Rainbow Park is one of the hugely popular swimming beaches in Whistler in the summer. In the winter it is a spectacular vantage point across Alta Lake to Whistler and Blackcomb. The beautiful, artistic ski run lines snake down the mountains and by December Alta Lake is usually completely frozen. Hockey games occur at various spots on the lake and the Valley Trail leading to and from Rainbow Park is buried in snow and unplowed all winter. When the heavy snow of December comes, the valley trail becomes a snowshoeing and cross country ski trail. It can still be hiked, but once you reach Rainbow Park you will be knee deep in snow. The piers so well used in summer are frozen in place and, like everything else are buried in snow. Rainbow Park is a very easy, less than 1 kilometre trail from the parking area at the dead end of Lorimer Rd to the park. It is a relaxing trail that doesn't change in elevation. It runs for a while along the River of Golden Dreams then crosses the river on a cute little bridge giving you your first view of Alta Lake. Just past the bridge on your left you can walk to a viewing platform over the lake. Back on the trail it is just another five minutes to Rainbow Park at the wonderfully beautiful setting on Alta Lake.
Why should you snowshoe/hike to Rainbow Park?
Rainbow Park is fantastic anytime of the year. Easy to snowshoe, easy to get to, and beautiful, very beautiful. It is also very close to the Village and about as family friendly of a snowshoe/hike as you can get. Just a 5 minute drive from Whistler Village to the end of Lorimer Rd and the free parking next to the Valley Trail which runs in three directions from here. Rainbow Park, Whistler Golf Course and Meadow Park all can be reached from this three-way trailhead. There is no camping fees in the winter and you will likely have the whole valley to yourselves.
January Best Hiking and Snowshoeing Trails South of Whistler
If you would rather get out hiking on foot rather than snowshoes then you have to drive south 45 minutes to Squamish. The cluster of three breathtaking trails in the and kShannon Falls Provincial Park are amazing, and astonishingly hike friendly year-round. (with the exception of very snowy weeks in the winter).
The Upper Shannon Falls trail is featured in the May edition of Whistler's Ultimate Hiking Magazine.
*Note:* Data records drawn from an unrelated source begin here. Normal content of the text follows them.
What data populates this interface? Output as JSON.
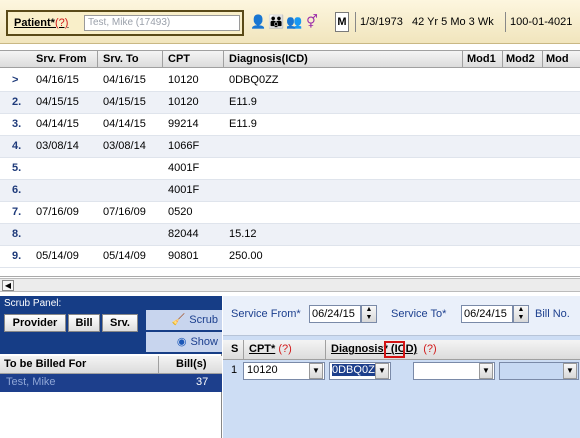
{
  "patient": {
    "label": "Patient*",
    "required_mark": "(?)",
    "name_value": "Test, Mike (17493)",
    "icons": [
      "person-icon",
      "family-icon",
      "people-icon",
      "gender-icon"
    ],
    "sex": "M",
    "dob": "1/3/1973",
    "age": "42 Yr 5 Mo 3 Wk",
    "account": "100-01-4021"
  },
  "grid": {
    "columns": [
      "Srv. From",
      "Srv. To",
      "CPT",
      "Diagnosis(ICD)",
      "Mod1",
      "Mod2",
      "Mod"
    ],
    "rows": [
      {
        "num": ">",
        "from": "04/16/15",
        "to": "04/16/15",
        "cpt": "10120",
        "dx": "0DBQ0ZZ"
      },
      {
        "num": "2.",
        "from": "04/15/15",
        "to": "04/15/15",
        "cpt": "10120",
        "dx": "E11.9"
      },
      {
        "num": "3.",
        "from": "04/14/15",
        "to": "04/14/15",
        "cpt": "99214",
        "dx": "E11.9"
      },
      {
        "num": "4.",
        "from": "03/08/14",
        "to": "03/08/14",
        "cpt": "1066F",
        "dx": ""
      },
      {
        "num": "5.",
        "from": "",
        "to": "",
        "cpt": "4001F",
        "dx": ""
      },
      {
        "num": "6.",
        "from": "",
        "to": "",
        "cpt": "4001F",
        "dx": ""
      },
      {
        "num": "7.",
        "from": "07/16/09",
        "to": "07/16/09",
        "cpt": "0520",
        "dx": ""
      },
      {
        "num": "8.",
        "from": "",
        "to": "",
        "cpt": "82044",
        "dx": "15.12"
      },
      {
        "num": "9.",
        "from": "05/14/09",
        "to": "05/14/09",
        "cpt": "90801",
        "dx": "250.00"
      }
    ]
  },
  "scrub": {
    "title": "Scrub Panel:",
    "buttons": [
      "Provider",
      "Bill",
      "Srv."
    ],
    "scrub_label": "Scrub",
    "show_label": "Show",
    "table_headers": [
      "To be Billed For",
      "Bill(s)"
    ],
    "billed_name": "Test, Mike",
    "billed_count": "37"
  },
  "entry": {
    "service_from_label": "Service From*",
    "service_from_value": "06/24/15",
    "service_to_label": "Service To*",
    "service_to_value": "06/24/15",
    "bill_no_label": "Bill No.",
    "headers": {
      "s": "S",
      "cpt": "CPT*",
      "cpt_q": "(?)",
      "dx": "Diagnosis* (ICD)",
      "dx_q": "(?)"
    },
    "row": {
      "s": "1",
      "cpt": "10120",
      "dx": "0DBQ0ZZ"
    }
  }
}
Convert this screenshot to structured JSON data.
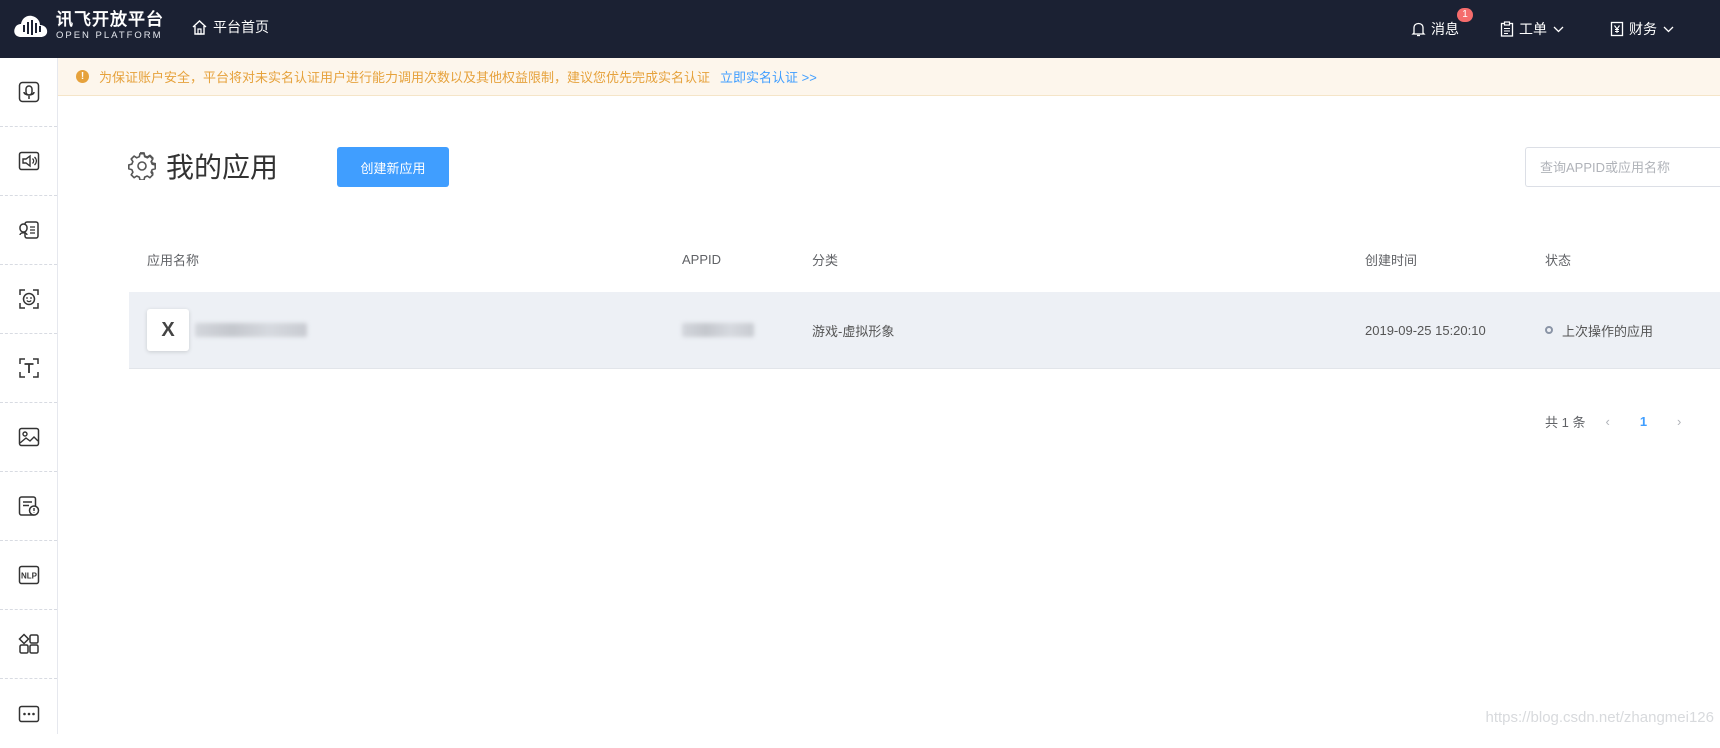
{
  "topbar": {
    "logo_cn": "讯飞开放平台",
    "logo_en": "OPEN PLATFORM",
    "home_label": "平台首页",
    "messages_label": "消息",
    "messages_badge": "1",
    "tickets_label": "工单",
    "finance_label": "财务"
  },
  "sidebar": {
    "items": [
      "voice-recognition-icon",
      "speech-synthesis-icon",
      "voice-card-icon",
      "face-icon",
      "text-icon",
      "image-icon",
      "doc-scan-icon",
      "nlp-icon",
      "apps-grid-icon",
      "more-icon"
    ],
    "nlp_text": "NLP"
  },
  "notice": {
    "text": "为保证账户安全，平台将对未实名认证用户进行能力调用次数以及其他权益限制，建议您优先完成实名认证",
    "link": "立即实名认证 >>",
    "icon": "!"
  },
  "header": {
    "title": "我的应用",
    "create_button": "创建新应用",
    "search_placeholder": "查询APPID或应用名称"
  },
  "table": {
    "columns": [
      "应用名称",
      "APPID",
      "分类",
      "创建时间",
      "状态"
    ],
    "rows": [
      {
        "avatar": "X",
        "category": "游戏-虚拟形象",
        "created": "2019-09-25 15:20:10",
        "status": "上次操作的应用"
      }
    ]
  },
  "pagination": {
    "total": "共 1 条",
    "current": "1",
    "prev": "‹",
    "next": "›"
  },
  "watermark": "https://blog.csdn.net/zhangmei126",
  "colors": {
    "topbar": "#1b2133",
    "primary": "#409eff",
    "warning": "#e6a23c",
    "badge": "#f56c6c"
  }
}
Though a continuously steep trail, you gain 450 metres in 3.5k, it is so sheltered in deep forest as to remain possible to hike even in January. Shannon Falls (the lower falls) are spectacular and just a short walk from the parking lot/trailhead of Shannon Falls Provincial Park. The very famous and popular Stawamus Chief trail leads to that massive mountain of rock that towers over Squamish and is a rock climbing paradise as well as a beautiful hiking destination.
Another 45 minutes down the highway from Squamish towards Vancouver leads you to an amazing year-round hiking trail through an amazingly huge coastal forest to some breathtaking views of Vancouver. This is the magnificent Lighthouse Park. Featured on the cover of Vancouver's Ultimate Hiking Magazine in May 2012, this gorgeous park is a convenient and easy pit stop on the way to or from Vancouver and Whistler. Take a look at the Best Sights Between Vancouver and Whistler for more great sights not to miss on the beautiful Sea to Sky Highway between Whistler and Vancouver.
For something out-of-the-ordinary to do in January, taking a beautiful two hour drive north of Whistler to Skookumchuck Hot Springs is an amazing adventure. These rustic hot springs are located on the beautifully crashing Lillooet River at the far end of the beautiful Lillooet Lake. It is easily manageable to do as a wonderful day trip from Whistler, or if you have a tent or camper as an overnight trip at the nice, adjoining campsite. Take a look at the April edition of Whistler's Ultimate Hiking Magazine for an article on the history of Skookumchuck Hot Springs that will surely entice to out for a visit.. even in January.